= TASK DIRECTIONS =
Each line containing the word "已认证身份" must be copied from the material below.

= SUPPLIED RECORDS =
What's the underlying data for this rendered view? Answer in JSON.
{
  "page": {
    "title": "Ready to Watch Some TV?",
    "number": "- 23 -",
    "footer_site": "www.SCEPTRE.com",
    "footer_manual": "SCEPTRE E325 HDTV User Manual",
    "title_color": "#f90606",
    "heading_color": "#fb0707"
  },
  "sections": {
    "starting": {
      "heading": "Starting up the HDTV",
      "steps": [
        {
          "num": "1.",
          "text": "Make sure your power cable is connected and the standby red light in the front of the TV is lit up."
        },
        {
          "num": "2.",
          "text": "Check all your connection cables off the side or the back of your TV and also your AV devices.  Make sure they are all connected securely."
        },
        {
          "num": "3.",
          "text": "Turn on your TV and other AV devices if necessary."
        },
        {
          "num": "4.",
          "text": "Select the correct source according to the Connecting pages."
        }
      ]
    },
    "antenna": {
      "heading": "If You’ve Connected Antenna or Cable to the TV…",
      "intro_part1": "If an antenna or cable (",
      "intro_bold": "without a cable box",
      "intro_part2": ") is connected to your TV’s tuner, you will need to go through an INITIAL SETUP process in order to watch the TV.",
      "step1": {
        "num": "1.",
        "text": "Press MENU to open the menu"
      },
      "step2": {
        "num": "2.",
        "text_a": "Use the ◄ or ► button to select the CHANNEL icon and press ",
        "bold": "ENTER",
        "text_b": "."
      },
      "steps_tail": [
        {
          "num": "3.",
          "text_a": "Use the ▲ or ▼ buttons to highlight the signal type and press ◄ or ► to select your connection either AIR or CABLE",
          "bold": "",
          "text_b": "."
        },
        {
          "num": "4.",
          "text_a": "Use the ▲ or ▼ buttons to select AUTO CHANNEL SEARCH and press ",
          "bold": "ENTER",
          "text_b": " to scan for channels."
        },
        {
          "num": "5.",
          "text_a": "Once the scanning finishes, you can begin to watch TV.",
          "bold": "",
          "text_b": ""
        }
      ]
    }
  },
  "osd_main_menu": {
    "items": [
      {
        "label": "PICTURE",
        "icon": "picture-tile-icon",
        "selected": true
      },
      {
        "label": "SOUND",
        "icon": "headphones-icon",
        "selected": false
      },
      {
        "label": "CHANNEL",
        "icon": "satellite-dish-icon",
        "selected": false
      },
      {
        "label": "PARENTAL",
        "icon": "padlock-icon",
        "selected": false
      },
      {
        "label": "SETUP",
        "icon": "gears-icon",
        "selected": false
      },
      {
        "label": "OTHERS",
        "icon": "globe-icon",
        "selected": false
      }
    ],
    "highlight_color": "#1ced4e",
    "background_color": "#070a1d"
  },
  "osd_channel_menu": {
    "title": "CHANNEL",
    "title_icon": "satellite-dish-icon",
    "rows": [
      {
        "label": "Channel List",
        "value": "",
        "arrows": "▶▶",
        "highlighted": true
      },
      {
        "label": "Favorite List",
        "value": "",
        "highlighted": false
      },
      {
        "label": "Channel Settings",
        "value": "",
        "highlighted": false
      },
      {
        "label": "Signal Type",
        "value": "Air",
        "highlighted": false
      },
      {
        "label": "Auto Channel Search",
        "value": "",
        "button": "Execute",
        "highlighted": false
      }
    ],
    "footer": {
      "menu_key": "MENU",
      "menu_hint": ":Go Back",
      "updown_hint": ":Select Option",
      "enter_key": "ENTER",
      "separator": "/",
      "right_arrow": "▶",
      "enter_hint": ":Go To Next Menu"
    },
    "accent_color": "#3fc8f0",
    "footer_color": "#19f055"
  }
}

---

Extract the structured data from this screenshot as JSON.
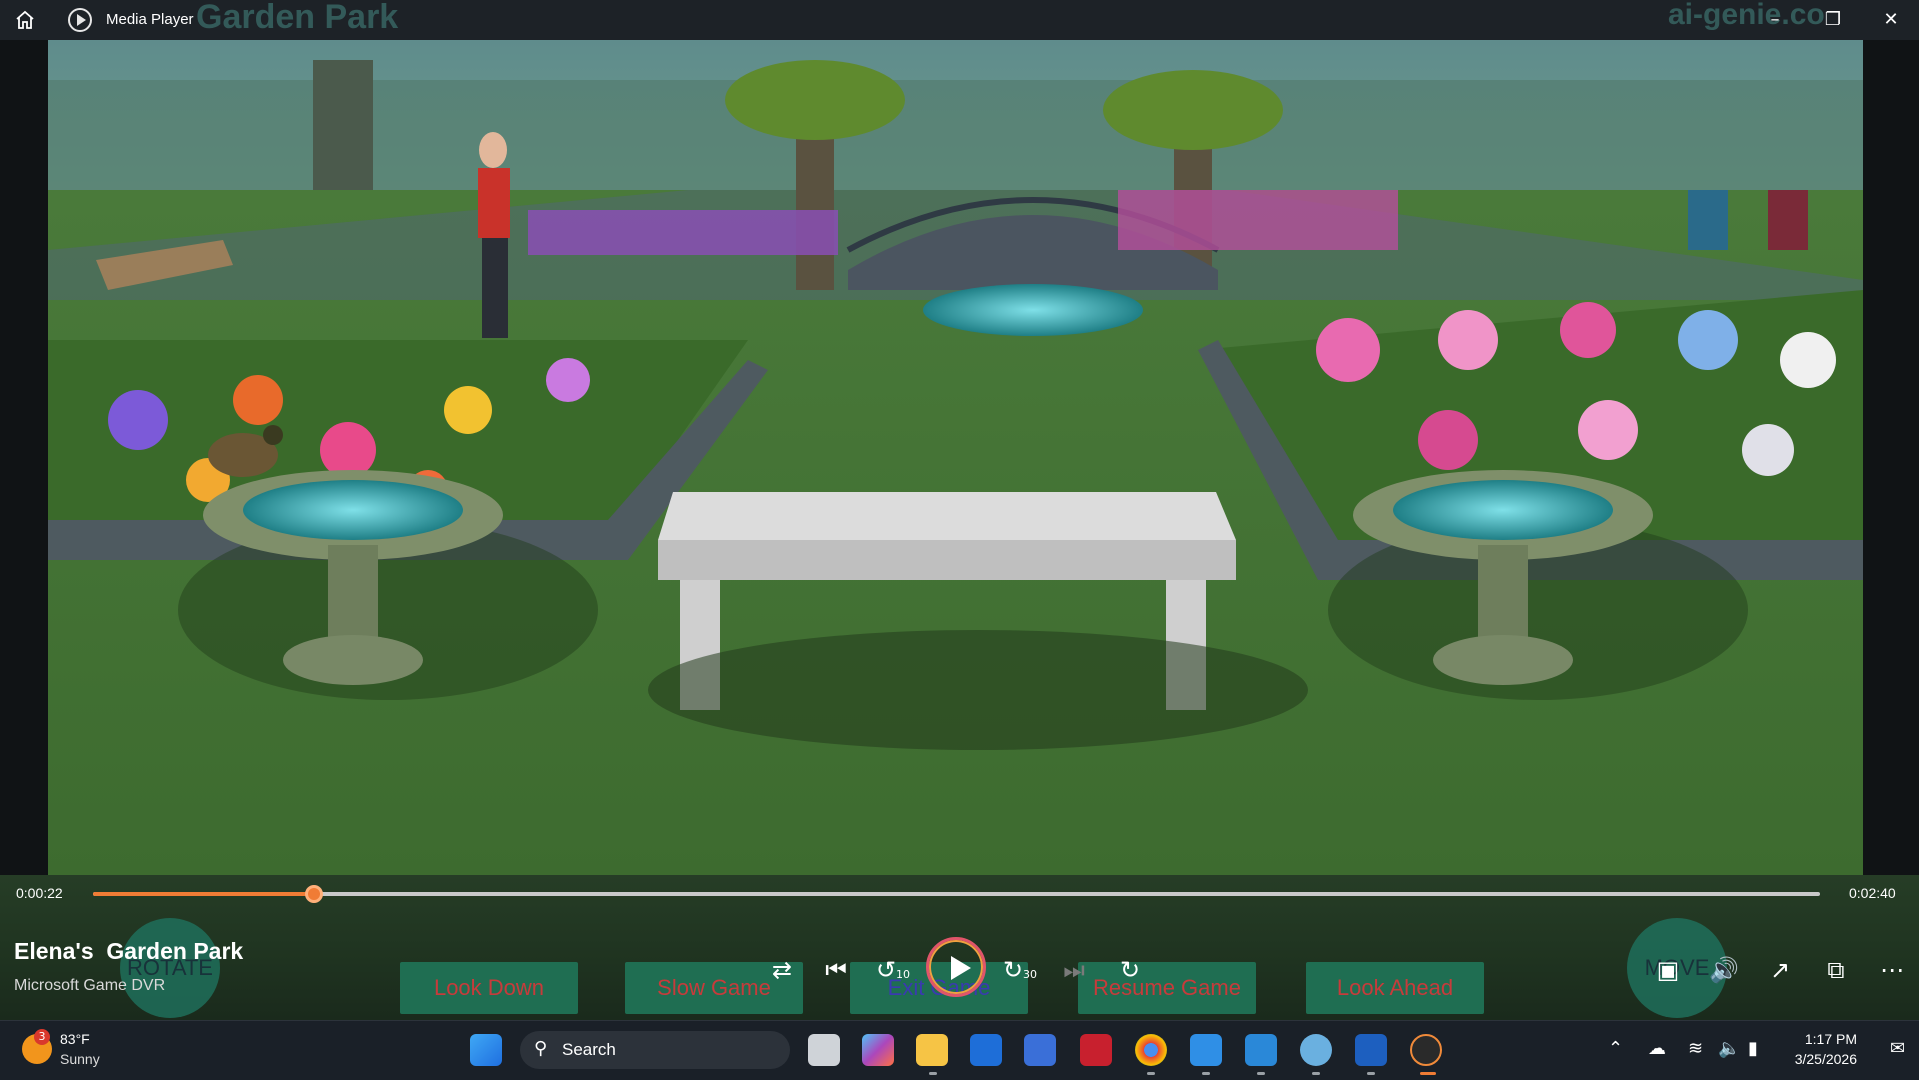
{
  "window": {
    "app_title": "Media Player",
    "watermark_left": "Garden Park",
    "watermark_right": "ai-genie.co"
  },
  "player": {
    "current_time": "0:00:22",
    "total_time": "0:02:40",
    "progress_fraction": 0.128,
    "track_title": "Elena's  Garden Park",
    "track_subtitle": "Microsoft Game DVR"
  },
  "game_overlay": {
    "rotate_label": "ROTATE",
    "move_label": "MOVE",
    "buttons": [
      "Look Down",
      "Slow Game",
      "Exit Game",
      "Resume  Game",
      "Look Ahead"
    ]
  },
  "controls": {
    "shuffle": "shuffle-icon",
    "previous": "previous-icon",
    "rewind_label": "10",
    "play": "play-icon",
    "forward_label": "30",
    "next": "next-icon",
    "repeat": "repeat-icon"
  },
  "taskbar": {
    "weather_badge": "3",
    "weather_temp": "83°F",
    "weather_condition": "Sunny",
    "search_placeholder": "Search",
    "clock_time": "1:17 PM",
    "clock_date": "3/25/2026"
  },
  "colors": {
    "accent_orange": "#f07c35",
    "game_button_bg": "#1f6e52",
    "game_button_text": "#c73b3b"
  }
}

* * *

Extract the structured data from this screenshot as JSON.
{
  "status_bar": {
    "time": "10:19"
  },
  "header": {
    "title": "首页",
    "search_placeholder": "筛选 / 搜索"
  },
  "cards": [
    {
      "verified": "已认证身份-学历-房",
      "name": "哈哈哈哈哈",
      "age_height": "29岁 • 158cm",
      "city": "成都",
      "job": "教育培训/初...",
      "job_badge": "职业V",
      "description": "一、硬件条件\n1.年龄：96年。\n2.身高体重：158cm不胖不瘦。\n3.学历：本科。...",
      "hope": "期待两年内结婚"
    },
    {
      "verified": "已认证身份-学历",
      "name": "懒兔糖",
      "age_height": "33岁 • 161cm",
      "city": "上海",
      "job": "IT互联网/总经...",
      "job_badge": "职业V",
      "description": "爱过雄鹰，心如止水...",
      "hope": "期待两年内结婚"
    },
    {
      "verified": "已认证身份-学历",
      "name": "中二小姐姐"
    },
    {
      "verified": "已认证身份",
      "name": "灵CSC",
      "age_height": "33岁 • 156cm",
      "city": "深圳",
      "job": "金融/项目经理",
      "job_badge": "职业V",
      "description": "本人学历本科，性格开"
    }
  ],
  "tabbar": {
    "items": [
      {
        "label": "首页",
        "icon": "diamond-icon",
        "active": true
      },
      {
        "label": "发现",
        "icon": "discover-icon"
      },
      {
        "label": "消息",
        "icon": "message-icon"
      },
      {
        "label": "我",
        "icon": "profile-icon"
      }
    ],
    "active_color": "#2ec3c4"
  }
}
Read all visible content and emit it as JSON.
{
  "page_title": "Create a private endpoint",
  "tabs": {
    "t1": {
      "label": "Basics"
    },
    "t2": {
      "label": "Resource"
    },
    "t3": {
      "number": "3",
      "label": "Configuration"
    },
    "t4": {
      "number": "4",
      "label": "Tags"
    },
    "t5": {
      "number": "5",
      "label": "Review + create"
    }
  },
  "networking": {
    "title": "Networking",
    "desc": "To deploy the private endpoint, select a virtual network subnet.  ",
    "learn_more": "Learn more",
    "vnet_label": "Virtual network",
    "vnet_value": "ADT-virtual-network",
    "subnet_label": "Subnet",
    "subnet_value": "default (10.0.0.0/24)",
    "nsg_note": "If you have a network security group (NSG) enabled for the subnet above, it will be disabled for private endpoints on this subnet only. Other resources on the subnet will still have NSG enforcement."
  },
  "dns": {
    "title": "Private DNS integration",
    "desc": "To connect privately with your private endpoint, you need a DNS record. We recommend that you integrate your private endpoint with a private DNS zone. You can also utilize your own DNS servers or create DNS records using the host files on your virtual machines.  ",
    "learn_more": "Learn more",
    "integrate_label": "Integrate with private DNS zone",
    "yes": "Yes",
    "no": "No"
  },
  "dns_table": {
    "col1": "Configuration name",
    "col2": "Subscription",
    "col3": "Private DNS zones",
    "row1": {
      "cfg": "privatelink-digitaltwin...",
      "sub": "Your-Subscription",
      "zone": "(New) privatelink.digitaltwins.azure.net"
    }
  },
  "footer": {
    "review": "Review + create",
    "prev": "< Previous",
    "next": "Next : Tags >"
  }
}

= YOUR RESPONSE =
      "verified": "已认证身份-学历-房",
      "verified": "已认证身份-学历",
      "verified": "已认证身份-学历",
      "verified": "已认证身份",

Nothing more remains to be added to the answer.